A wholesale company employee said that on top of categorizing refund receipts, the seller has to figure out how to do the personal identification for every customer. “We’ve asked the government for help, but they told us nothing is certain until July 29 when the website opens. They also told us to write down a transaction list by hand for the time being.”
The decision to apply the television refunds only to ones with screens up to 40 inches is also seen as more than a bit unrealistic. The ministry said that televisions are less power efficient than other home appliances, and sales of products under 40 inches accounted for 65 percent of all TV sales in 2015. So the limit, Seoul said, was necessary to save energy.

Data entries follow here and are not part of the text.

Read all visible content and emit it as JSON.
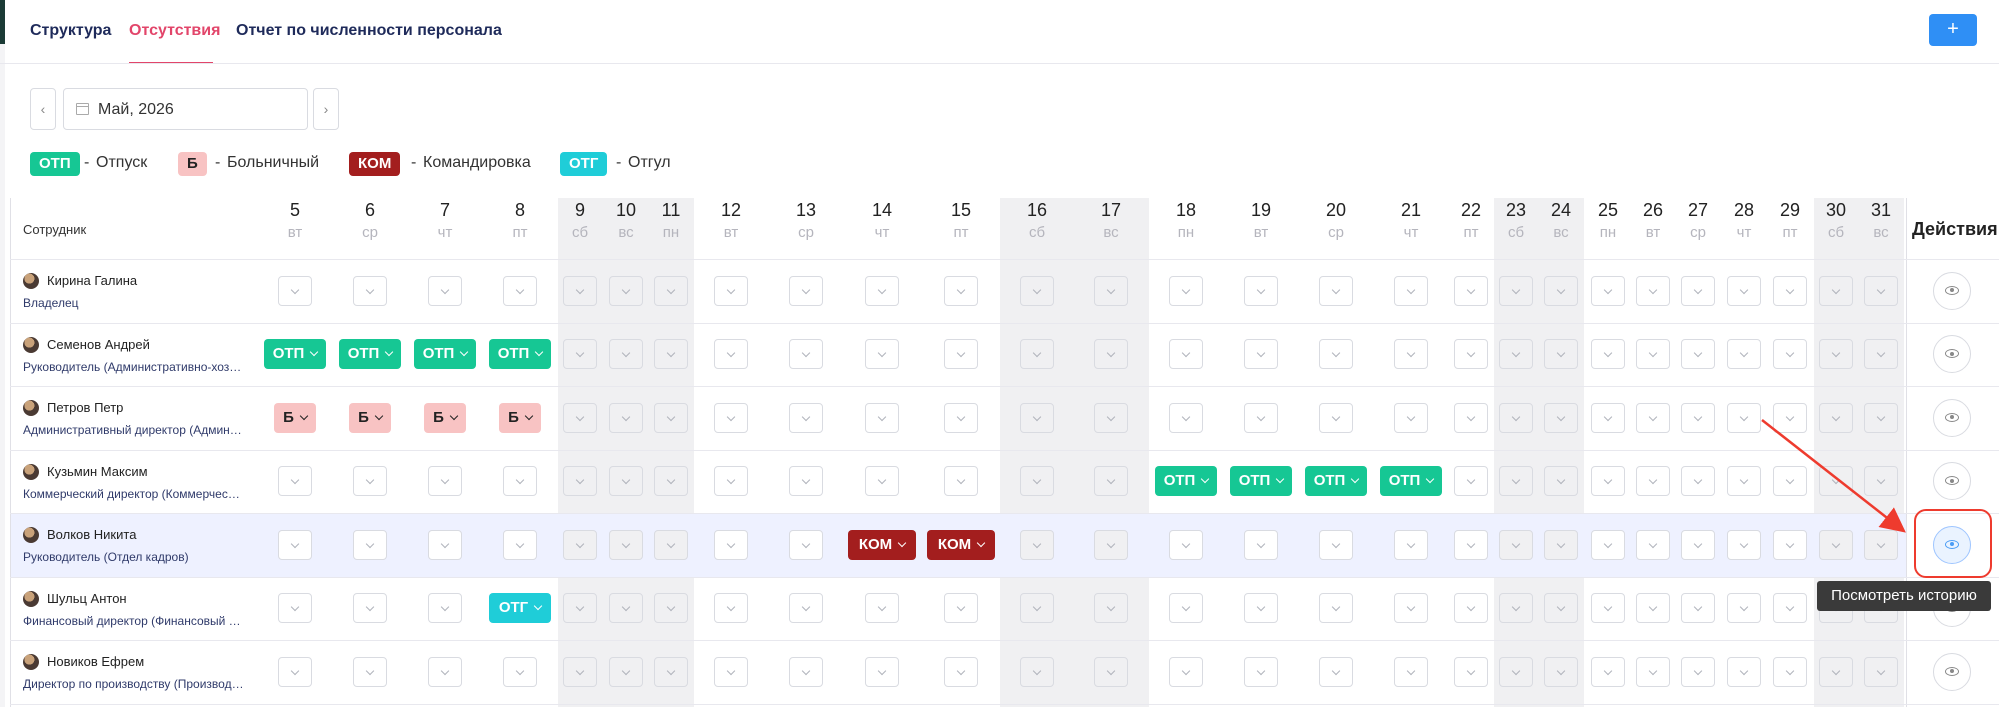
{
  "tabs": [
    {
      "label": "Структура",
      "active": false
    },
    {
      "label": "Отсутствия",
      "active": true
    },
    {
      "label": "Отчет по численности персонала",
      "active": false
    }
  ],
  "add_button": {
    "label": "+"
  },
  "month_picker": {
    "value": "Май, 2026",
    "prev": "‹",
    "next": "›"
  },
  "legend": [
    {
      "code": "ОТП",
      "label": "Отпуск",
      "kind": "otp"
    },
    {
      "code": "Б",
      "label": "Больничный",
      "kind": "b"
    },
    {
      "code": "КОМ",
      "label": "Командировка",
      "kind": "kom"
    },
    {
      "code": "ОТГ",
      "label": "Отгул",
      "kind": "otg"
    }
  ],
  "legend_separator": "-",
  "columns": {
    "employee": "Сотрудник",
    "actions": "Действия"
  },
  "days": [
    {
      "d": "5",
      "w": "вт",
      "weekend": false
    },
    {
      "d": "6",
      "w": "ср",
      "weekend": false
    },
    {
      "d": "7",
      "w": "чт",
      "weekend": false
    },
    {
      "d": "8",
      "w": "пт",
      "weekend": false
    },
    {
      "d": "9",
      "w": "сб",
      "weekend": true
    },
    {
      "d": "10",
      "w": "вс",
      "weekend": true
    },
    {
      "d": "11",
      "w": "пн",
      "weekend": true
    },
    {
      "d": "12",
      "w": "вт",
      "weekend": false
    },
    {
      "d": "13",
      "w": "ср",
      "weekend": false
    },
    {
      "d": "14",
      "w": "чт",
      "weekend": false
    },
    {
      "d": "15",
      "w": "пт",
      "weekend": false
    },
    {
      "d": "16",
      "w": "сб",
      "weekend": true
    },
    {
      "d": "17",
      "w": "вс",
      "weekend": true
    },
    {
      "d": "18",
      "w": "пн",
      "weekend": false
    },
    {
      "d": "19",
      "w": "вт",
      "weekend": false
    },
    {
      "d": "20",
      "w": "ср",
      "weekend": false
    },
    {
      "d": "21",
      "w": "чт",
      "weekend": false
    },
    {
      "d": "22",
      "w": "пт",
      "weekend": false
    },
    {
      "d": "23",
      "w": "сб",
      "weekend": true
    },
    {
      "d": "24",
      "w": "вс",
      "weekend": true
    },
    {
      "d": "25",
      "w": "пн",
      "weekend": false
    },
    {
      "d": "26",
      "w": "вт",
      "weekend": false
    },
    {
      "d": "27",
      "w": "ср",
      "weekend": false
    },
    {
      "d": "28",
      "w": "чт",
      "weekend": false
    },
    {
      "d": "29",
      "w": "пт",
      "weekend": false
    },
    {
      "d": "30",
      "w": "сб",
      "weekend": true
    },
    {
      "d": "31",
      "w": "вс",
      "weekend": true
    }
  ],
  "employees": [
    {
      "name": "Кирина Галина",
      "role": "Владелец",
      "absences": {}
    },
    {
      "name": "Семенов Андрей",
      "role": "Руководитель (Административно-хоз…",
      "absences": {
        "5": "ОТП",
        "6": "ОТП",
        "7": "ОТП",
        "8": "ОТП"
      }
    },
    {
      "name": "Петров Петр",
      "role": "Административный директор (Админ…",
      "absences": {
        "5": "Б",
        "6": "Б",
        "7": "Б",
        "8": "Б"
      }
    },
    {
      "name": "Кузьмин Максим",
      "role": "Коммерческий директор (Коммерчес…",
      "absences": {
        "18": "ОТП",
        "19": "ОТП",
        "20": "ОТП",
        "21": "ОТП"
      }
    },
    {
      "name": "Волков Никита",
      "role": "Руководитель (Отдел кадров)",
      "absences": {
        "14": "КОМ",
        "15": "КОМ"
      },
      "highlighted": true
    },
    {
      "name": "Шульц Антон",
      "role": "Финансовый директор (Финансовый …",
      "absences": {
        "8": "ОТГ"
      }
    },
    {
      "name": "Новиков Ефрем",
      "role": "Директор по производству (Производ…",
      "absences": {}
    }
  ],
  "tooltip": "Посмотреть историю",
  "colors": {
    "otp": "#16c794",
    "b": "#f8c3c3",
    "kom": "#a31e1e",
    "otg": "#1fcdd8",
    "accent": "#e2456a",
    "primary": "#2f8ff5"
  },
  "icons": {
    "actions": "eye-icon",
    "calendar": "calendar-icon",
    "dropdown": "chevron-down-icon"
  }
}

According to industry sources, however, smaller screen TVs made up only about 20 percent of the market for the past six months.
“I don’t understand why they put this limit on TVs only,” the industry official said, “The bigger a product, the more power it requires. What about the air conditioners and refrigerators?”
The ministry has not given clear information on the policy’s finances as well. It earlier said that the refund might be ended early if the available funds are exhausted, but in a telephone interview with the JoongAng Ilbo Sunday, a ministry official said, “There could be more funding; we still have to decide the exact amount.”
A press release on Monday tried to address the growing criticism that the policy is incomplete and hastily conceived. The ministry said humbly that it would continue to communicate with retailers to gather suggestions, increase understanding of the industry, and open call centers to respond more actively to consumers’ concerns. It also said that a concrete funding plan is currently being devised based on expected sales and seasonal effects on demand.
Other retailers that joined the refund event after the revision started promoting it Sunday. Hyundai Department Store said that 15 stores across the nation would have an eco-friendly home appliance festival to participate in the government’s initiative.
The 10 percent refund is available at other discount supermarkets, online malls and home shopping channels as well.
BY LEE SO-AH, KWAK JAE-MIN [firstname.lastname@example.org]